Seattle woman pleads guilty to insurance fraud

Woman pleads guilty to insurance fraud in fender-bender case



An Issaquah woman pleaded guilty to three insurance fraud charges, after she got into a minor car accident, claimed major back pain, sued the other driver and used fake medical records to scam more than $300,000 from two insurance companies, state officials said Friday.

In November of 2004, Linda Ann Rose was driving in a Sammamish parking lot when an SUV backed into her car at “a very low speed,” the state Office of the Insurance Commissioner said in court records.

Rose then visited several doctors complaining of back pain and eventually had back surgery. The other driver, Margaret Jobe, had insurance through three carriers, and Rose demanded money from all three, prosecutors said.

Rose gave the insurers her previous medical records, which showed many references to knee problems, but none to any pre-existing back pain, court records show. MetLife, Jobe’s car insurer, paid out $60,000.

Rose also sued Jobe and her husband. The lawsuit settled for $800,000, releasing Jobe from liability and paving the way for Rose to go after two more insurers, Progressive and RLI.

Progressive paid $250,000 of the settlement. But when Rose tried to squeeze the remaining $550,000 from RLI, the company got suspicious and dug up Rose’s true medical records.
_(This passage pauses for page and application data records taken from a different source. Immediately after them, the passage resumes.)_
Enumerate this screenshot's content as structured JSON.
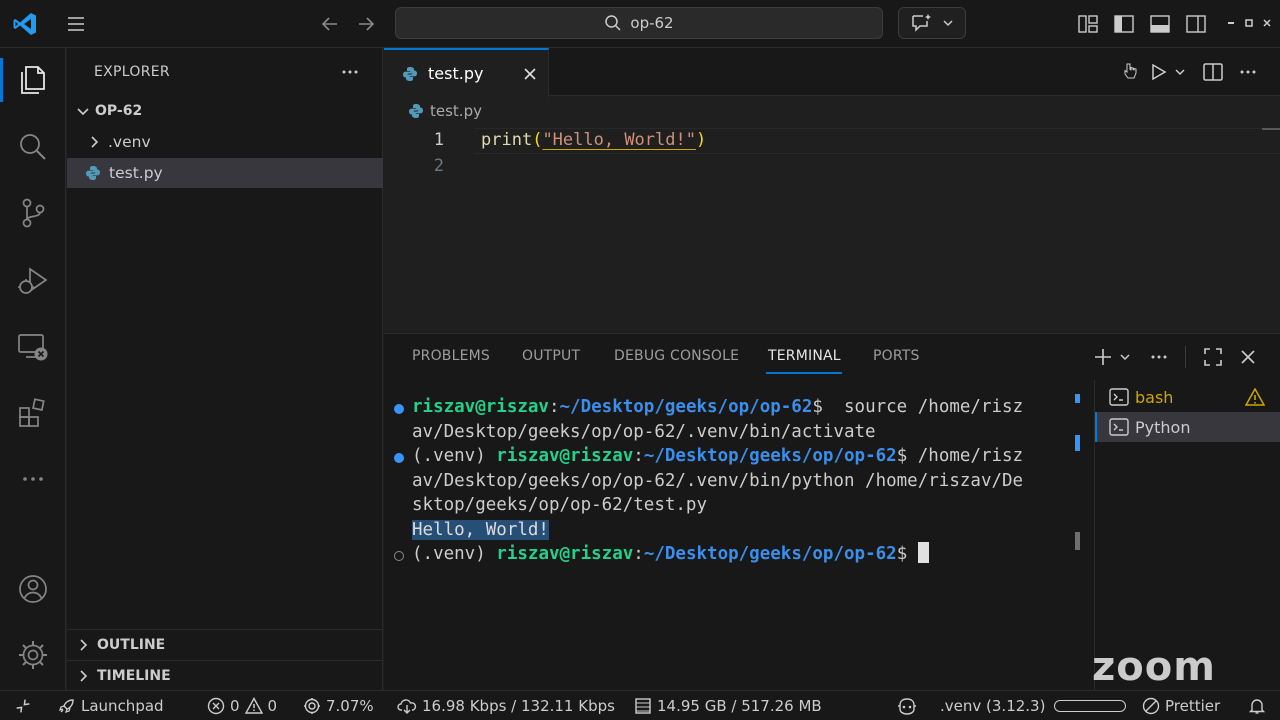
{
  "titlebar": {
    "search_text": "op-62"
  },
  "sidebar": {
    "header": "EXPLORER",
    "folder": "OP-62",
    "items": [
      {
        "label": ".venv",
        "kind": "folder"
      },
      {
        "label": "test.py",
        "kind": "file"
      }
    ],
    "outline": "OUTLINE",
    "timeline": "TIMELINE"
  },
  "editor": {
    "tab_label": "test.py",
    "breadcrumb": "test.py",
    "lines": [
      {
        "number": "1",
        "fn": "print",
        "open": "(",
        "str": "\"Hello, World!\"",
        "close": ")"
      },
      {
        "number": "2"
      }
    ]
  },
  "panel": {
    "tabs": [
      "PROBLEMS",
      "OUTPUT",
      "DEBUG CONSOLE",
      "TERMINAL",
      "PORTS"
    ],
    "active_tab": "TERMINAL",
    "terminal": {
      "l1_user": "riszav@riszav",
      "l1_colon": ":",
      "l1_path": "~/Desktop/geeks/op/op-62",
      "l1_cmd": "$  source /home/risz",
      "l2": "av/Desktop/geeks/op/op-62/.venv/bin/activate",
      "l3_env": "(.venv) ",
      "l3_user": "riszav@riszav",
      "l3_colon": ":",
      "l3_path": "~/Desktop/geeks/op/op-62",
      "l3_cmd": "$ /home/risz",
      "l4": "av/Desktop/geeks/op/op-62/.venv/bin/python /home/riszav/De",
      "l5": "sktop/geeks/op/op-62/test.py",
      "l6": "Hello, World!",
      "l7_env": "(.venv) ",
      "l7_user": "riszav@riszav",
      "l7_colon": ":",
      "l7_path": "~/Desktop/geeks/op/op-62",
      "l7_cmd": "$ "
    },
    "terminals": [
      {
        "label": "bash",
        "warning": true
      },
      {
        "label": "Python",
        "warning": false
      }
    ]
  },
  "statusbar": {
    "launchpad": "Launchpad",
    "errors": "0",
    "warnings": "0",
    "cpu": "7.07%",
    "network": "16.98 Kbps / 132.11 Kbps",
    "memory": "14.95 GB / 517.26 MB",
    "python_env": ".venv (3.12.3)",
    "prettier": "Prettier"
  },
  "watermark": "zoom",
  "colors": {
    "accent": "#0078d4",
    "terminal_user": "#23d18b",
    "terminal_path": "#3b8eea",
    "string": "#ce9178",
    "function": "#dcdcaa",
    "warning": "#cca700"
  }
}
It discovered that Rose had repeatedly replaced the word “back” with “knee” in the records, and that she had suffered from back pain since 2000, according to court documents.
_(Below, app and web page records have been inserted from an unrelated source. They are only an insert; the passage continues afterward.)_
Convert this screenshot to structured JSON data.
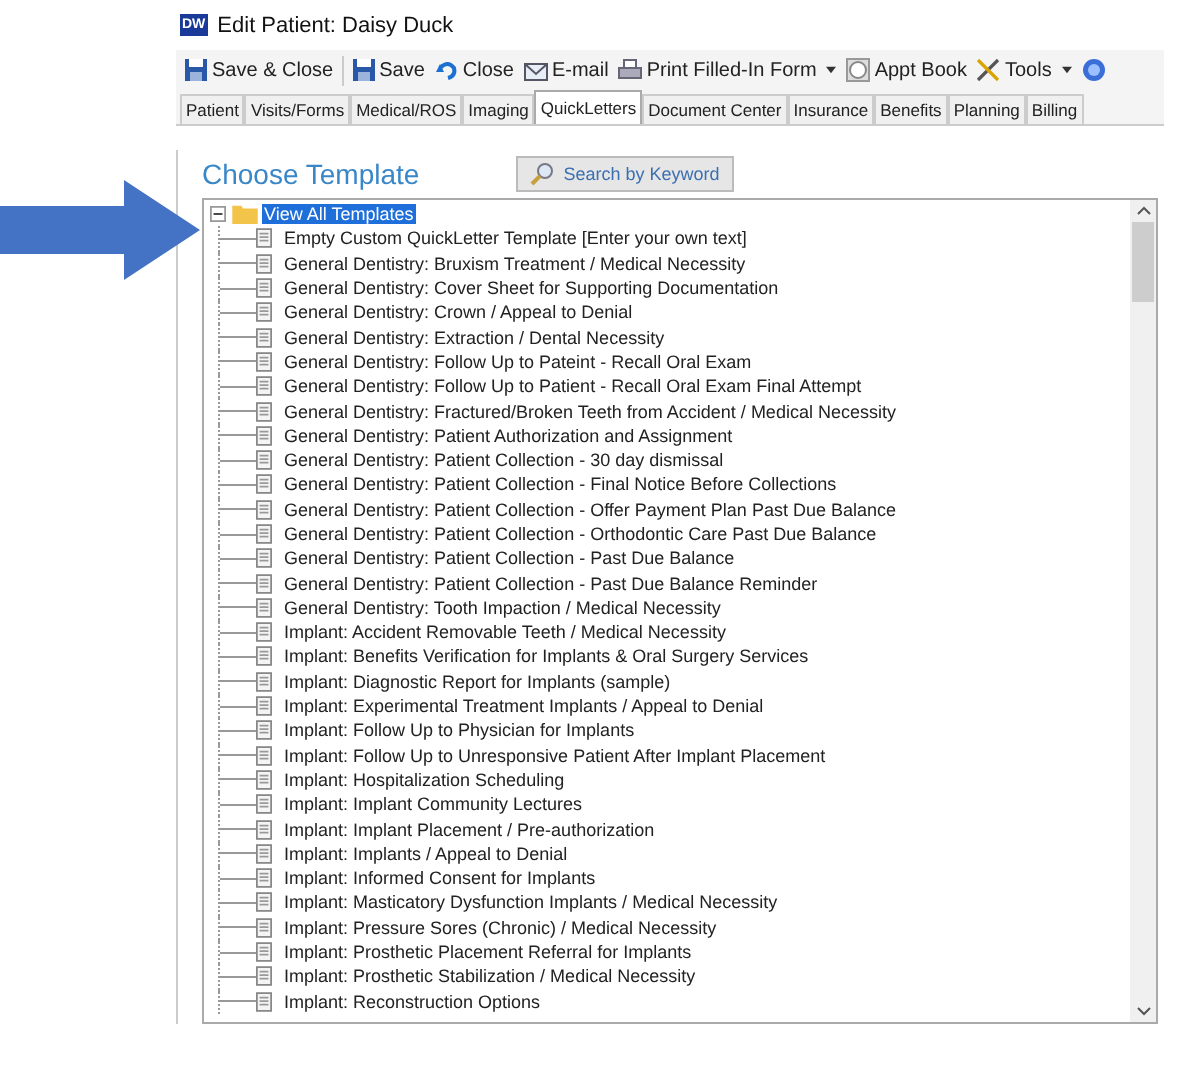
{
  "window": {
    "title": "Edit Patient: Daisy Duck",
    "logo": "DW"
  },
  "toolbar": [
    {
      "label": "Save & Close",
      "kind": "save",
      "dropdown": false
    },
    {
      "label": "Save",
      "kind": "save",
      "dropdown": false
    },
    {
      "label": "Close",
      "kind": "undo",
      "dropdown": false
    },
    {
      "label": "E-mail",
      "kind": "mail",
      "dropdown": false
    },
    {
      "label": "Print Filled-In Form",
      "kind": "print",
      "dropdown": true
    },
    {
      "label": "Appt Book",
      "kind": "clock",
      "dropdown": false
    },
    {
      "label": "Tools",
      "kind": "tools",
      "dropdown": true
    },
    {
      "kind": "help",
      "dropdown": false
    }
  ],
  "tabs": [
    {
      "label": "Patient",
      "selected": false
    },
    {
      "label": "Visits/Forms",
      "selected": false
    },
    {
      "label": "Medical/ROS",
      "selected": false
    },
    {
      "label": "Imaging",
      "selected": false
    },
    {
      "label": "QuickLetters",
      "selected": true
    },
    {
      "label": "Document Center",
      "selected": false
    },
    {
      "label": "Insurance",
      "selected": false
    },
    {
      "label": "Benefits",
      "selected": false
    },
    {
      "label": "Planning",
      "selected": false
    },
    {
      "label": "Billing",
      "selected": false
    }
  ],
  "panel": {
    "heading": "Choose Template",
    "search_button": "Search by Keyword"
  },
  "tree": {
    "label": "View All Templates",
    "expanded": true,
    "selected": true,
    "children": [
      {
        "label": "Empty Custom QuickLetter Template [Enter your own text]",
        "selected": false
      },
      {
        "label": "General Dentistry: Bruxism Treatment / Medical Necessity",
        "selected": false
      },
      {
        "label": "General Dentistry: Cover Sheet  for Supporting Documentation",
        "selected": false
      },
      {
        "label": "General Dentistry: Crown / Appeal to Denial",
        "selected": false
      },
      {
        "label": "General Dentistry: Extraction / Dental Necessity",
        "selected": false
      },
      {
        "label": "General Dentistry: Follow Up to Pateint - Recall Oral Exam",
        "selected": false
      },
      {
        "label": "General Dentistry: Follow Up to Patient - Recall Oral Exam Final Attempt",
        "selected": false
      },
      {
        "label": "General Dentistry: Fractured/Broken Teeth from Accident / Medical Necessity",
        "selected": false
      },
      {
        "label": "General Dentistry: Patient Authorization and Assignment",
        "selected": false
      },
      {
        "label": "General Dentistry: Patient Collection - 30 day dismissal",
        "selected": false
      },
      {
        "label": "General Dentistry: Patient Collection - Final Notice Before Collections",
        "selected": false
      },
      {
        "label": "General Dentistry: Patient Collection - Offer Payment Plan Past Due Balance",
        "selected": false
      },
      {
        "label": "General Dentistry: Patient Collection - Orthodontic Care Past Due Balance",
        "selected": false
      },
      {
        "label": "General Dentistry: Patient Collection - Past Due Balance",
        "selected": false
      },
      {
        "label": "General Dentistry: Patient Collection - Past Due Balance Reminder",
        "selected": false
      },
      {
        "label": "General Dentistry: Tooth Impaction / Medical Necessity",
        "selected": false
      },
      {
        "label": "Implant: Accident Removable Teeth / Medical Necessity",
        "selected": false
      },
      {
        "label": "Implant: Benefits Verification for Implants & Oral Surgery Services",
        "selected": false
      },
      {
        "label": "Implant: Diagnostic Report for Implants (sample)",
        "selected": false
      },
      {
        "label": "Implant: Experimental Treatment Implants / Appeal to Denial",
        "selected": false
      },
      {
        "label": "Implant: Follow Up to Physician for Implants",
        "selected": false
      },
      {
        "label": "Implant: Follow Up to Unresponsive Patient After Implant Placement",
        "selected": false
      },
      {
        "label": "Implant: Hospitalization Scheduling",
        "selected": false
      },
      {
        "label": "Implant: Implant Community Lectures",
        "selected": false
      },
      {
        "label": "Implant: Implant Placement / Pre-authorization",
        "selected": false
      },
      {
        "label": "Implant: Implants / Appeal to Denial",
        "selected": false
      },
      {
        "label": "Implant: Informed Consent for Implants",
        "selected": false
      },
      {
        "label": "Implant: Masticatory Dysfunction Implants / Medical Necessity",
        "selected": false
      },
      {
        "label": "Implant: Pressure Sores (Chronic) / Medical Necessity",
        "selected": false
      },
      {
        "label": "Implant: Prosthetic Placement Referral for Implants",
        "selected": false
      },
      {
        "label": "Implant: Prosthetic Stabilization / Medical Necessity",
        "selected": false
      },
      {
        "label": "Implant: Reconstruction Options",
        "selected": false
      }
    ]
  }
}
On top of scamming the insurance companies, Rose created a financial hardship for her victim. In court records, Jobe described how the case had caused her and her husband to drain their kids’ college funds to pay nearly $15,000 in legal fees. She said the judgment against them, which has been vacated, had affected their credit score.
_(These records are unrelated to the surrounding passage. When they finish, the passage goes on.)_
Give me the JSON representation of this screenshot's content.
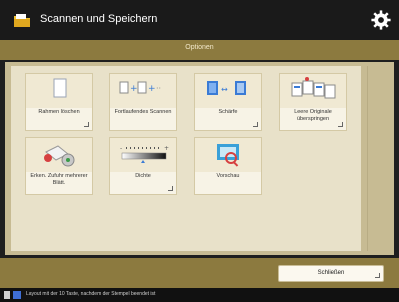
{
  "header": {
    "title": "Scannen und Speichern",
    "settings_icon": "gear-icon",
    "app_icon": "folder-icon"
  },
  "subheader": {
    "title": "Optionen"
  },
  "tiles": [
    {
      "label": "Rahmen löschen",
      "icon": "page-icon"
    },
    {
      "label": "Fortlaufendes Scannen",
      "icon": "continuous-scan-icon"
    },
    {
      "label": "Schärfe",
      "icon": "sharpness-icon"
    },
    {
      "label": "Leere Originale überspringen",
      "icon": "skip-blank-icon"
    },
    {
      "label": "Erken. Zufuhr mehrerer Blätt.",
      "icon": "multi-feed-icon"
    },
    {
      "label": "Dichte",
      "icon": "density-icon"
    },
    {
      "label": "Vorschau",
      "icon": "preview-icon"
    }
  ],
  "footer": {
    "close_label": "Schließen"
  },
  "statusbar": {
    "text": "Layout mit der 10 Taste, nachdem der Stempel beendet ist"
  },
  "colors": {
    "header_bg": "#1a1a1a",
    "accent": "#8c7a3f",
    "panel": "#c7bb93",
    "tile": "#f7f3e6"
  }
}
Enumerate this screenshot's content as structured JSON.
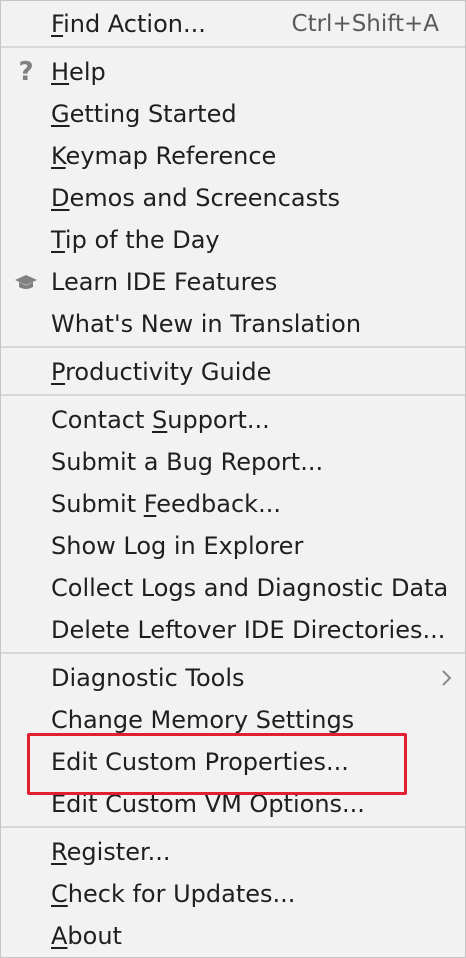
{
  "menu": {
    "find_action": {
      "pre": "",
      "mn": "F",
      "post": "ind Action...",
      "shortcut": "Ctrl+Shift+A"
    },
    "help": {
      "pre": "",
      "mn": "H",
      "post": "elp",
      "icon": "question-icon"
    },
    "getting_started": {
      "pre": "",
      "mn": "G",
      "post": "etting Started"
    },
    "keymap_reference": {
      "pre": "",
      "mn": "K",
      "post": "eymap Reference"
    },
    "demos": {
      "pre": "",
      "mn": "D",
      "post": "emos and Screencasts"
    },
    "tip": {
      "pre": "",
      "mn": "T",
      "post": "ip of the Day"
    },
    "learn": {
      "text": "Learn IDE Features",
      "icon": "graduation-cap-icon"
    },
    "whats_new": {
      "text": "What's New in Translation"
    },
    "productivity": {
      "pre": "",
      "mn": "P",
      "post": "roductivity Guide"
    },
    "contact_support": {
      "pre": "Contact ",
      "mn": "S",
      "post": "upport..."
    },
    "submit_bug": {
      "text": "Submit a Bug Report..."
    },
    "submit_feedback": {
      "pre": "Submit ",
      "mn": "F",
      "post": "eedback..."
    },
    "show_log": {
      "text": "Show Log in Explorer"
    },
    "collect_logs": {
      "text": "Collect Logs and Diagnostic Data"
    },
    "delete_leftover": {
      "text": "Delete Leftover IDE Directories..."
    },
    "diagnostic_tools": {
      "text": "Diagnostic Tools",
      "icon": "chevron-right-icon"
    },
    "change_memory": {
      "text": "Change Memory Settings"
    },
    "edit_custom_properties": {
      "text": "Edit Custom Properties..."
    },
    "edit_custom_vm": {
      "text": "Edit Custom VM Options..."
    },
    "register": {
      "pre": "",
      "mn": "R",
      "post": "egister..."
    },
    "check_updates": {
      "pre": "",
      "mn": "C",
      "post": "heck for Updates..."
    },
    "about": {
      "pre": "",
      "mn": "A",
      "post": "bout"
    }
  },
  "colors": {
    "background": "#f2f2f2",
    "separator": "#d8d8d8",
    "highlight_border": "#e0202e",
    "text": "#1f1f1f"
  }
}
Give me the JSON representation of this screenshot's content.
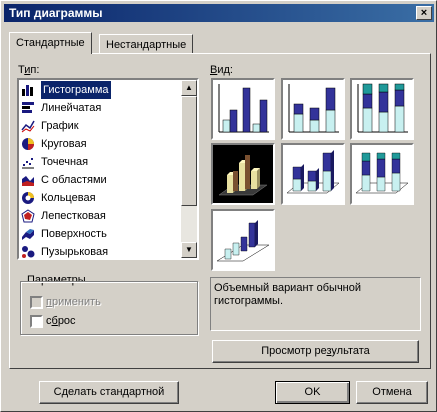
{
  "window": {
    "title": "Тип диаграммы",
    "close_glyph": "×"
  },
  "tabs": [
    {
      "label": "Стандартные",
      "active": true
    },
    {
      "label": "Нестандартные",
      "active": false
    }
  ],
  "type_label": {
    "pre": "Т",
    "ul": "и",
    "post": "п:"
  },
  "view_label": {
    "pre": "",
    "ul": "В",
    "post": "ид:"
  },
  "chart_types": [
    {
      "label": "Гистограмма",
      "icon": "column-chart-icon",
      "selected": true
    },
    {
      "label": "Линейчатая",
      "icon": "bar-chart-icon"
    },
    {
      "label": "График",
      "icon": "line-chart-icon"
    },
    {
      "label": "Круговая",
      "icon": "pie-chart-icon"
    },
    {
      "label": "Точечная",
      "icon": "scatter-chart-icon"
    },
    {
      "label": "С областями",
      "icon": "area-chart-icon"
    },
    {
      "label": "Кольцевая",
      "icon": "doughnut-chart-icon"
    },
    {
      "label": "Лепестковая",
      "icon": "radar-chart-icon"
    },
    {
      "label": "Поверхность",
      "icon": "surface-chart-icon"
    },
    {
      "label": "Пузырьковая",
      "icon": "bubble-chart-icon"
    }
  ],
  "params": {
    "title": "Параметры",
    "apply": {
      "pre": "",
      "ul": "п",
      "post": "рименить",
      "enabled": false
    },
    "reset": {
      "pre": "с",
      "ul": "б",
      "post": "рос",
      "enabled": true
    }
  },
  "description": "Объемный вариант обычной гистограммы.",
  "buttons": {
    "preview": {
      "pre": "Просмотр ре",
      "ul": "з",
      "post": "ультата"
    },
    "make_default": {
      "pre": "С",
      "ul": "д",
      "post": "елать стандартной"
    },
    "ok": "OK",
    "cancel": "Отмена"
  },
  "colors": {
    "bar_blue": "#33339a",
    "bar_light": "#c8f0f0",
    "bar_teal": "#209a9a",
    "selection": "#0a246a"
  }
}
“We feel tricked and victimized and outraged,” Jobe said in a court declaration.

Rose – who entered a modified guilty plea last week to three counts of “false claims or proof” – is scheduled to be sentenced Nov. 16 in King County Superior Court.

Rich Roesler, a spokesman for the Insurance Commissioner, said insurance fraud hurts all consumers.

“A big fraud case like this can have a trickle-down effect on all premium payers,” he said. “That’s why fraud enforcement matters.”


Vanessa Ho can be reached at 206-448-8003 or Follow Vanessa on Twitter at